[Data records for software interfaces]
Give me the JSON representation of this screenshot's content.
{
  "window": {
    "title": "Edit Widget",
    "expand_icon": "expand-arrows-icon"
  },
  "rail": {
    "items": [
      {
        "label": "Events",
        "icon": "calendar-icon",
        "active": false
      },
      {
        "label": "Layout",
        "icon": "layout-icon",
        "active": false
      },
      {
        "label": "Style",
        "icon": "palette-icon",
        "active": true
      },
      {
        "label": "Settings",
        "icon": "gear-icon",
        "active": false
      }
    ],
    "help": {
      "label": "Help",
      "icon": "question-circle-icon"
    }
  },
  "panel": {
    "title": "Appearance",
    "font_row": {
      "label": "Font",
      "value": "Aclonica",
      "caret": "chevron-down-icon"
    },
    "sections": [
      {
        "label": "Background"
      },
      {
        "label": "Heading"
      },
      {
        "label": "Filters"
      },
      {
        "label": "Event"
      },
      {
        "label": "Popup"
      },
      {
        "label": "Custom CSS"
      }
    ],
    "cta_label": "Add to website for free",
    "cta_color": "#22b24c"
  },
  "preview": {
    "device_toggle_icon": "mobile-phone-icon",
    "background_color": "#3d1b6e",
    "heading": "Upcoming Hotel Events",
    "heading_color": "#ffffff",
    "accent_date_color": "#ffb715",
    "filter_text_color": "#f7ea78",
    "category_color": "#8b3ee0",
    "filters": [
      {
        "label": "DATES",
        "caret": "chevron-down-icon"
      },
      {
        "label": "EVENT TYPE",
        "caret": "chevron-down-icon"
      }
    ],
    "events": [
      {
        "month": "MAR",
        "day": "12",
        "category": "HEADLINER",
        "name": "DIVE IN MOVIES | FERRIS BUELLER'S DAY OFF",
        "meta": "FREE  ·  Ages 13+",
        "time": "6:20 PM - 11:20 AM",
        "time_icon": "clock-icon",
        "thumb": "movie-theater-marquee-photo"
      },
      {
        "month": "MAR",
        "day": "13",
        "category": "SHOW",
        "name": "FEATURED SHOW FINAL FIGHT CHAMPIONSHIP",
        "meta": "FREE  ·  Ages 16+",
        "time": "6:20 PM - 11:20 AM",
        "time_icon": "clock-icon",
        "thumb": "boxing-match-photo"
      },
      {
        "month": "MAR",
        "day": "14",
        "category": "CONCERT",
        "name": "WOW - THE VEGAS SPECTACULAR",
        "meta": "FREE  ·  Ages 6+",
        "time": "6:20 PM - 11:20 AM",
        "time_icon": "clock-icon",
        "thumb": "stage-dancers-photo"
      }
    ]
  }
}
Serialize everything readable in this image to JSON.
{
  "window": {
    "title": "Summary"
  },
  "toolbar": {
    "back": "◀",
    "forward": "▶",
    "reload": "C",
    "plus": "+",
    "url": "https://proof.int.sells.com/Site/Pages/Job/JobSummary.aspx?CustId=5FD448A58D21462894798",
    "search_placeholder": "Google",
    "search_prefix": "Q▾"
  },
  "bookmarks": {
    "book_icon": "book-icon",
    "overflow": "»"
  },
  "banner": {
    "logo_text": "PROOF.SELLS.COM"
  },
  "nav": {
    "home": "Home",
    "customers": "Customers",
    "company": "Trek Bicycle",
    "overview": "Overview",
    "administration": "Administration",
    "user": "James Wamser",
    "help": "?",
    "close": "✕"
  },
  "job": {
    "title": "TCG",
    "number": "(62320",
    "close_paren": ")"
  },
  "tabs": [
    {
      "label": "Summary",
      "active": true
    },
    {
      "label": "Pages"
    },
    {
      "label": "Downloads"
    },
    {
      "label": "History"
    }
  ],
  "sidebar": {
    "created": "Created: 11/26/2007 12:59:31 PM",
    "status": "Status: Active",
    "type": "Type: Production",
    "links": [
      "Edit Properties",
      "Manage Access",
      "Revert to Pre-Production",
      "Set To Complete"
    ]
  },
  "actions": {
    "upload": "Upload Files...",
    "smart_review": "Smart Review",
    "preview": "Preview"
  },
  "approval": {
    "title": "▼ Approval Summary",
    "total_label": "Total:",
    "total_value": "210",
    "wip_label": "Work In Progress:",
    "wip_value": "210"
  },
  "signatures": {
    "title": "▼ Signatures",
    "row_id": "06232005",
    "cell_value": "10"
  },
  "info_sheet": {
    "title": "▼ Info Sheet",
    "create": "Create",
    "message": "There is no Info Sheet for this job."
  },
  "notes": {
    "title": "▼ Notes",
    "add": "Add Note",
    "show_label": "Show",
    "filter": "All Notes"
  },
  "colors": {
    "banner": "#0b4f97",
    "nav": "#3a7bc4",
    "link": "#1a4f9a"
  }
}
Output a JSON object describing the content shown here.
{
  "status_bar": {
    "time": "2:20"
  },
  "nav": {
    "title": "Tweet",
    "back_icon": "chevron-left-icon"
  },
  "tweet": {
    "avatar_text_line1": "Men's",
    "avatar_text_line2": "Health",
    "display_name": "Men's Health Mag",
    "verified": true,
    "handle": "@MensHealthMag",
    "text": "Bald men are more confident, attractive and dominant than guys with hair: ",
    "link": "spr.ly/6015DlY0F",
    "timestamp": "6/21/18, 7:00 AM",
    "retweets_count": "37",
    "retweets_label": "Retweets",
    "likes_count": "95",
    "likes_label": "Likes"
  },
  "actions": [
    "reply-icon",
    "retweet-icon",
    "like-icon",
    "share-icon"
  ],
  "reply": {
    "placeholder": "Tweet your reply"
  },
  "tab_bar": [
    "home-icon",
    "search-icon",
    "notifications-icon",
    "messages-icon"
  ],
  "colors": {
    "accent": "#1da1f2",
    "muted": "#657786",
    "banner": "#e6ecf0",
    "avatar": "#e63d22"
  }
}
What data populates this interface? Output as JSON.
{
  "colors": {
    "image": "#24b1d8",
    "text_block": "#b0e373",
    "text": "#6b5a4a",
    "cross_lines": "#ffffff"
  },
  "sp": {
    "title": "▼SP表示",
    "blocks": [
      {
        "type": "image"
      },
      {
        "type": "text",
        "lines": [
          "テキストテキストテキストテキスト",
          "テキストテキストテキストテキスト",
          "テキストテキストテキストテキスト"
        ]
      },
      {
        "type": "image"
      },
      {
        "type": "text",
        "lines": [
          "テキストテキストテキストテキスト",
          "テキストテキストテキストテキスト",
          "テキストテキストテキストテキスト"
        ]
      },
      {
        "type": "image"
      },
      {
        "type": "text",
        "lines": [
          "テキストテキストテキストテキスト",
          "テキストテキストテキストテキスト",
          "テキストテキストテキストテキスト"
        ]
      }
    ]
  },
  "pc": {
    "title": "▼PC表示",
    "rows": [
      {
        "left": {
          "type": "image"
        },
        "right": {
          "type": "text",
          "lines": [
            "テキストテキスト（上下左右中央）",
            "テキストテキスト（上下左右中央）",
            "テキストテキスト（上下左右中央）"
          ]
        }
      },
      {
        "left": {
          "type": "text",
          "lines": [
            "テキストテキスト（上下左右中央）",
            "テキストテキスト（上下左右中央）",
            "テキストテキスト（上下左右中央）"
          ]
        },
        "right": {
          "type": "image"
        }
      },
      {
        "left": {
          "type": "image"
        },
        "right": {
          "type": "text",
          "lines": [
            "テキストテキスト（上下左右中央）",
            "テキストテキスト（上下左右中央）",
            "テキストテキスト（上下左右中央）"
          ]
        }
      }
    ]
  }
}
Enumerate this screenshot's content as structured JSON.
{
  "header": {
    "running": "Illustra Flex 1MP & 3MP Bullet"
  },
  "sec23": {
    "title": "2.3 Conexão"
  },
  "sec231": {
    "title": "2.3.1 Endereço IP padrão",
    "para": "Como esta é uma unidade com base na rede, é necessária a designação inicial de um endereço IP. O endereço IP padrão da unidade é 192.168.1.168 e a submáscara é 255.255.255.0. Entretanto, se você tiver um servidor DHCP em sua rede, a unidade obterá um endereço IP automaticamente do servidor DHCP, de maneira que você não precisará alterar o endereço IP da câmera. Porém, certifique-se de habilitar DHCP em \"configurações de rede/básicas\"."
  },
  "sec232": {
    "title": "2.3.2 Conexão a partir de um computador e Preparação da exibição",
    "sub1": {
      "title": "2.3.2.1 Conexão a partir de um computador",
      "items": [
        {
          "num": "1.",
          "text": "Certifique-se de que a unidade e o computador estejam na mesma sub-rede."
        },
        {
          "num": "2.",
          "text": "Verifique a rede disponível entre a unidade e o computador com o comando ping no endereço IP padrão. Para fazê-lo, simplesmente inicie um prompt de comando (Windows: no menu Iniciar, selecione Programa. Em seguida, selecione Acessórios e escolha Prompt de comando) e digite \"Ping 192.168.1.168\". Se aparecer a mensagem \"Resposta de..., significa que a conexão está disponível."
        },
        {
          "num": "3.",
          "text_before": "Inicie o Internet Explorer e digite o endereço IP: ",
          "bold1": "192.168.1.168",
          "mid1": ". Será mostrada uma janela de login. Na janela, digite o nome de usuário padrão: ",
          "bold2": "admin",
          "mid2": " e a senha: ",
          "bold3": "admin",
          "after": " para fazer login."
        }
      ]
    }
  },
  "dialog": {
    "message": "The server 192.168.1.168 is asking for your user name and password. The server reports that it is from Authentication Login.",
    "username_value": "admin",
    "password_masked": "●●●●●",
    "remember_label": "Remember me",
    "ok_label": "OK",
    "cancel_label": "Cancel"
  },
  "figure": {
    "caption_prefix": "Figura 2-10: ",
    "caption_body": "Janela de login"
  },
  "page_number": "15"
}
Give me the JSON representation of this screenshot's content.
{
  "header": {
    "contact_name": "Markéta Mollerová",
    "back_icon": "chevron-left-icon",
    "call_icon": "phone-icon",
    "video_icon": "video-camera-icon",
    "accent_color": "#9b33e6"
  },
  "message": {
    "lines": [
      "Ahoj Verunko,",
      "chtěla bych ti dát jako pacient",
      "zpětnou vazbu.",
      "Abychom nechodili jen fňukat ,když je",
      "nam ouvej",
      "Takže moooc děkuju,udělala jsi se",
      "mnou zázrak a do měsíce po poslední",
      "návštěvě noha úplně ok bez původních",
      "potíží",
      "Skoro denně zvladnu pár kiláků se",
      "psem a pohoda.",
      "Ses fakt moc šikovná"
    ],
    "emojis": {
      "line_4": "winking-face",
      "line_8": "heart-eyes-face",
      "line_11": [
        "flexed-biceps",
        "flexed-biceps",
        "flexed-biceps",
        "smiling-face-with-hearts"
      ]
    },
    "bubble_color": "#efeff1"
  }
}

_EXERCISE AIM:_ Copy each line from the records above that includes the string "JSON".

_RESULT FOR THIS EXERCISE:_
Give me the JSON representation of this screenshot's content.
Serialize everything readable in this image to JSON.
Output a JSON object describing the content shown here.
What data populates this interface? Output as JSON.
Enumerate this screenshot's content as structured JSON.
Give me the JSON representation of this screenshot's content.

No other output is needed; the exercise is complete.